Karen Kumar, Partner at Hicksons Lawyers, explains what your requirements are if you discover a data breach following the launch of the Notifiable Data Breaches Scheme.
Read this article to:
- Understand what the Notifiable Data Breaches Scheme is about
- Learn how to manage and report a data breach
- Discover resources to help you with the requirements of the scheme
In February 2017, Federal Parliament passed the Privacy Amendment (Notifiable Data Breaches) Act 2017, and a year later – in February 2018 – the Notifiable Data Breaches Scheme (NDBS) came into effect. This means that health service providers regulated by the Privacy Act 1988 are now required to notify the Privacy Commissioner and affected individuals of an eligible data breach.
Who does the NDBS apply to?
Dental practitioners, as individuals and practices, are obligated under the Privacy Act to secure personal, health and sensitive information, and are therefore required to comply with the NDBS.
What is a data breach?
A data breach occurs if there has been unauthorised access to, or unauthorised disclosure of, personal information about one or more individuals (the affected individuals), or if such information is lost in circumstances that are likely to give rise to unauthorised access or unauthorised disclosure.
Which data breaches are required to be notified?
A data breach is an eligible data breach (and therefore a breach that must be reported) if a reasonable person would conclude that there is a likely risk of serious harm to any of the affected individuals as a result of the unauthorised access or unauthorised disclosure.
Serious harm includes:
There is a likely risk of serious harm if a reasonable person would be satisfied that the risk of serious harm occurring is more probable than not. In deciding whether this is the case, you are required to have regard to a list of “relevant matters” included in the Act.
If you suspect that an eligible data breach has occurred, you must undertake an assessment of the relevant circumstances. You are required to notify the Office of the Australian Information Commissioner (OAIC) and affected individuals as soon as practicable after becoming aware that there are reasonable grounds to believe there has been an eligible data breach.
These assessments are required to be undertaken and completed within 30 calendar days. While this is the maximum time, the OAIC encourages assessments to be completed as quickly as possible.
The OIAC states that at any time, including during an assessment, you can, and should, take steps to reduce any potential harm to individuals caused by a suspected or eligible data breach. If remedial action is successful in preventing serious harm to affected individuals, notification is not required.
There is an important exception to the notification requirement.

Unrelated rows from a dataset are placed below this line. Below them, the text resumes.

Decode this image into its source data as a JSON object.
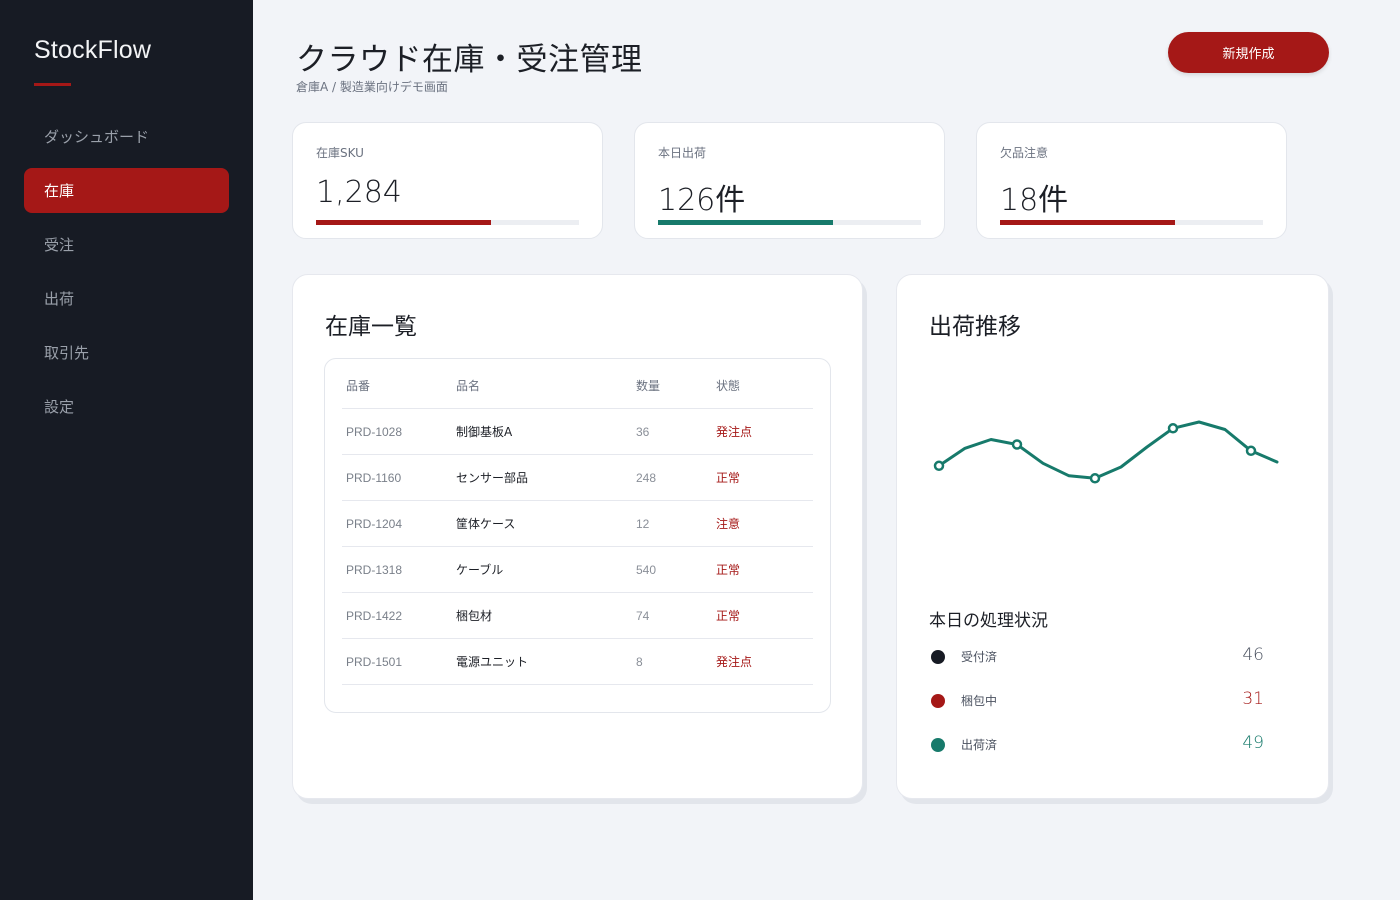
{
  "sidebar": {
    "brand": "StockFlow",
    "items": [
      {
        "label": "ダッシュボード",
        "active": false
      },
      {
        "label": "在庫",
        "active": true
      },
      {
        "label": "受注",
        "active": false
      },
      {
        "label": "出荷",
        "active": false
      },
      {
        "label": "取引先",
        "active": false
      },
      {
        "label": "設定",
        "active": false
      }
    ]
  },
  "header": {
    "title": "クラウド在庫・受注管理",
    "subtitle": "倉庫A / 製造業向けデモ画面",
    "new_button": "新規作成"
  },
  "kpis": [
    {
      "label": "在庫SKU",
      "value": "1,284",
      "progress": 0.665,
      "color": "#a51817"
    },
    {
      "label": "本日出荷",
      "value": "126件",
      "progress": 0.665,
      "color": "#177a6b"
    },
    {
      "label": "欠品注意",
      "value": "18件",
      "progress": 0.665,
      "color": "#a51817"
    }
  ],
  "inventory": {
    "title": "在庫一覧",
    "columns": [
      "品番",
      "品名",
      "数量",
      "状態"
    ],
    "rows": [
      {
        "code": "PRD-1028",
        "name": "制御基板A",
        "qty": "36",
        "status": "発注点"
      },
      {
        "code": "PRD-1160",
        "name": "センサー部品",
        "qty": "248",
        "status": "正常"
      },
      {
        "code": "PRD-1204",
        "name": "筐体ケース",
        "qty": "12",
        "status": "注意"
      },
      {
        "code": "PRD-1318",
        "name": "ケーブル",
        "qty": "540",
        "status": "正常"
      },
      {
        "code": "PRD-1422",
        "name": "梱包材",
        "qty": "74",
        "status": "正常"
      },
      {
        "code": "PRD-1501",
        "name": "電源ユニット",
        "qty": "8",
        "status": "発注点"
      }
    ]
  },
  "shipping": {
    "title": "出荷推移",
    "status_title": "本日の処理状況",
    "status": [
      {
        "label": "受付済",
        "value": "46",
        "color": "#171b24",
        "value_color": "#4b5260"
      },
      {
        "label": "梱包中",
        "value": "31",
        "color": "#a51817",
        "value_color": "#a51817"
      },
      {
        "label": "出荷済",
        "value": "49",
        "color": "#177a6b",
        "value_color": "#177a6b"
      }
    ]
  },
  "chart_data": {
    "type": "line",
    "title": "出荷推移",
    "xlabel": "",
    "ylabel": "",
    "ylim": [
      0,
      100
    ],
    "x": [
      1,
      2,
      3,
      4,
      5,
      6,
      7,
      8,
      9,
      10,
      11,
      12,
      13,
      14
    ],
    "series": [
      {
        "values": [
          45,
          59,
          66,
          62,
          47,
          37,
          35,
          44,
          60,
          75,
          80,
          74,
          57,
          48
        ]
      }
    ],
    "markers_at": [
      1,
      4,
      7,
      10,
      13
    ],
    "grid": false,
    "line_color": "#177a6b"
  }
}
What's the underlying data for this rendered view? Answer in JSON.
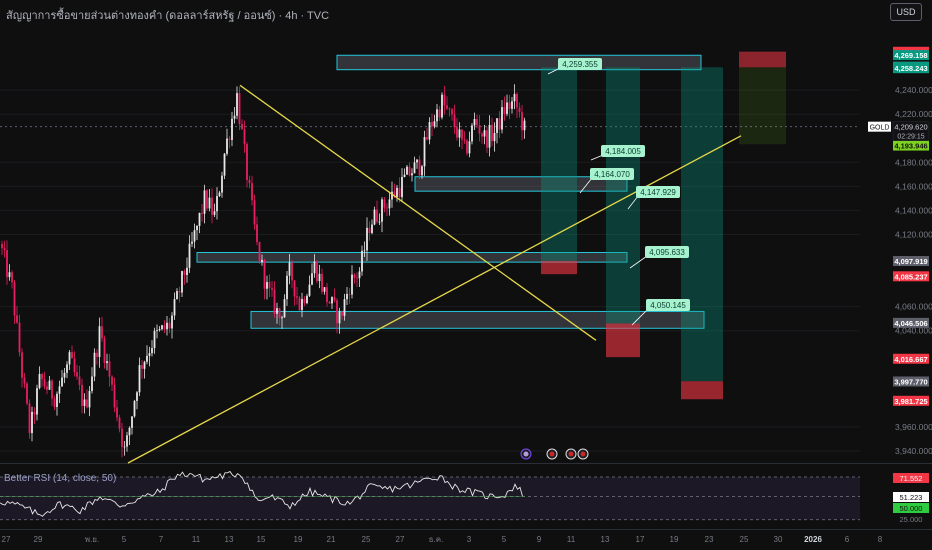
{
  "header": {
    "title": "สัญญาการซื้อขายส่วนต่างทองคำ (ดอลลาร์สหรัฐ / ออนซ์) · 4h · TVC",
    "currency": "USD"
  },
  "symbol": "GOLD",
  "countdown": "02:29:15",
  "indicator": {
    "name": "Better RSI (14, close, 50)",
    "levels": [
      "71.552",
      "51.223",
      "50.000",
      "25.000"
    ]
  },
  "chart_data": {
    "type": "candlestick",
    "ylim": [
      3930,
      4290
    ],
    "y_ticks": [
      "4,240.000",
      "4,220.000",
      "4,180.000",
      "4,160.000",
      "4,140.000",
      "4,120.000",
      "4,060.000",
      "4,040.000",
      "3,960.000",
      "3,940.000"
    ],
    "x_ticks": [
      "27",
      "29",
      "พ.ย.",
      "5",
      "7",
      "11",
      "13",
      "15",
      "19",
      "21",
      "25",
      "27",
      "ธ.ค.",
      "3",
      "5",
      "9",
      "11",
      "13",
      "17",
      "19",
      "23",
      "25",
      "30",
      "2026",
      "6",
      "8"
    ],
    "last_price": "4,209.620",
    "axis_tags": [
      {
        "value": "4,271.890",
        "color": "#f23645"
      },
      {
        "value": "4,269.158",
        "color": "#089981"
      },
      {
        "value": "4,259.531",
        "color": "#5d606b"
      },
      {
        "value": "4,259.469",
        "color": "#089981"
      },
      {
        "value": "4,258.243",
        "color": "#089981"
      },
      {
        "value": "4,197.405",
        "color": "#d8d83a"
      },
      {
        "value": "4,193.946",
        "color": "#7ed321"
      },
      {
        "value": "4,097.919",
        "color": "#5d606b"
      },
      {
        "value": "4,085.237",
        "color": "#f23645"
      },
      {
        "value": "4,046.506",
        "color": "#5d606b"
      },
      {
        "value": "4,016.667",
        "color": "#f23645"
      },
      {
        "value": "3,997.770",
        "color": "#5d606b"
      },
      {
        "value": "3,981.725",
        "color": "#f23645"
      }
    ],
    "callouts": [
      "4,259.355",
      "4,184.005",
      "4,164.070",
      "4,147.929",
      "4,095.633",
      "4,050.145"
    ]
  }
}
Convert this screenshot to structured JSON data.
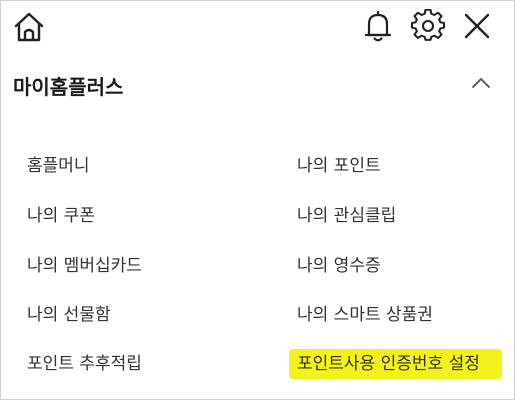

If there is a data breach but you take action, and as a result of the action:
- there is no unauthorised access to, or unauthorised disclosure of, the information
- there is no serious harm to affected individuals, and as a result of the remedial action, a reasonable person would conclude that the breach is not likely to result in serious harm
then the breach will not be an eligible data breach.
How to notify if an eligible data breach has occurred?
The notification to affected individuals and the OAIC must include the following information:
- the identity and contact details of the organisation
- a description of the data breach
- the kinds of information concerned
- recommendations about the steps individuals should take in response to the data breach.
A form to notify the breach can be accessed at https://forms.business.gov.au/smartforms/landing.htm?formCode=OAIC-NDB
When notifying affected individuals, however, you have a discretion to notify either each affected individual or, if not all affected individuals are deemed to be “at risk” from an eligible data breach, only those affected individuals who are deemed to be at risk.
Results of a failure to comply
Failure to comply with the requirements means the Privacy Commissioner has the power to:
- conduct investigations
- make determinations
- seek enforceable undertakings
- pursue civil penalties for serious or repeated interferences with privacy.
It is also possible that a failure to comply will result in referral to the Dental Council for consideration of disciplinary proceedings being brought against the practitioner.
What should you do now?
Dental practitioners are now required to notify the OAIC of any unauthorised access to, or unauthorised disclosure of, or loss of personal information where a reasonable person would conclude that there is a likely risk of serious harm to any of the affected individuals as a result of the unauthorised access or unauthorised disclosure.
Subject to what information is disclosed or lost, it may be that a mandatory notification is not required as it is not likely to result in serious harm to the individual. Remedial action taken after a suspected or actual data breach may obviate the requirement to notify the breach.
In the event that you are uncertain of the steps required to undertake the requisite assessment or remedial action, or are uncertain as to your obligations to make a mandatory notification, then you should seek advice from Dental Protection. In order to ensure that you are up-to-date regarding the NDBS, you should refer to the below resources provided by the OAIC.
Two of the OAIC’s publications – the Data breach preparation and response and the Guide to securing personal information – provide useful information for practitioners and practices. An OIAC webinar entitled Preparing for the Notifiable Data Braches Scheme may also be of assistance.
In the event that you suspect a data breach has occurred and you are unsure as to what your obligations are, you should contact Dental Protection for advice. Call 1800 444 542 or email [email protected]